• **Work instructions**
Only the lines with the string "icon" are needed; return each of them from the entries below.
** Provided data follows **
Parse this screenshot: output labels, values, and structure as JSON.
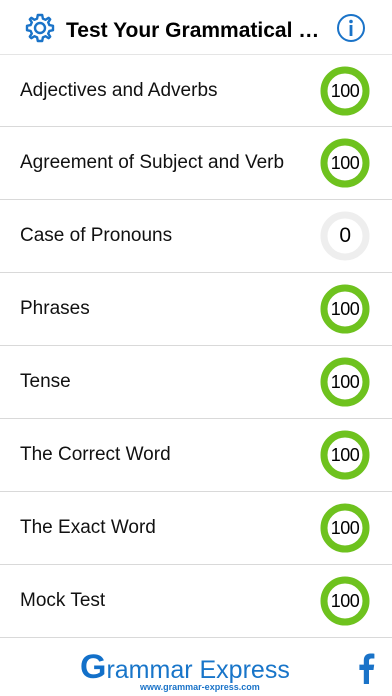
{
  "header": {
    "title": "Test Your Grammatical Skills",
    "settings_icon": "gear-icon",
    "info_icon": "info-icon"
  },
  "topics": [
    {
      "label": "Adjectives and Adverbs",
      "score": "100",
      "progress": 1.0
    },
    {
      "label": "Agreement of Subject and Verb",
      "score": "100",
      "progress": 1.0
    },
    {
      "label": "Case of Pronouns",
      "score": "0",
      "progress": 0.0
    },
    {
      "label": "Phrases",
      "score": "100",
      "progress": 1.0
    },
    {
      "label": "Tense",
      "score": "100",
      "progress": 1.0
    },
    {
      "label": "The Correct Word",
      "score": "100",
      "progress": 1.0
    },
    {
      "label": "The Exact Word",
      "score": "100",
      "progress": 1.0
    },
    {
      "label": "Mock Test",
      "score": "100",
      "progress": 1.0
    }
  ],
  "footer": {
    "logo_initial": "G",
    "logo_rest": "rammar Express",
    "logo_url": "www.grammar-express.com",
    "facebook_icon": "facebook-icon"
  },
  "colors": {
    "accent": "#1a73c8",
    "ring_complete": "#6ec21e",
    "ring_empty": "#eeeeee",
    "divider": "#d9d9d9"
  }
}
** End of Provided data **
• **Reply to the exercise**
    "settings_icon": "gear-icon",
    "info_icon": "info-icon"
    "facebook_icon": "facebook-icon"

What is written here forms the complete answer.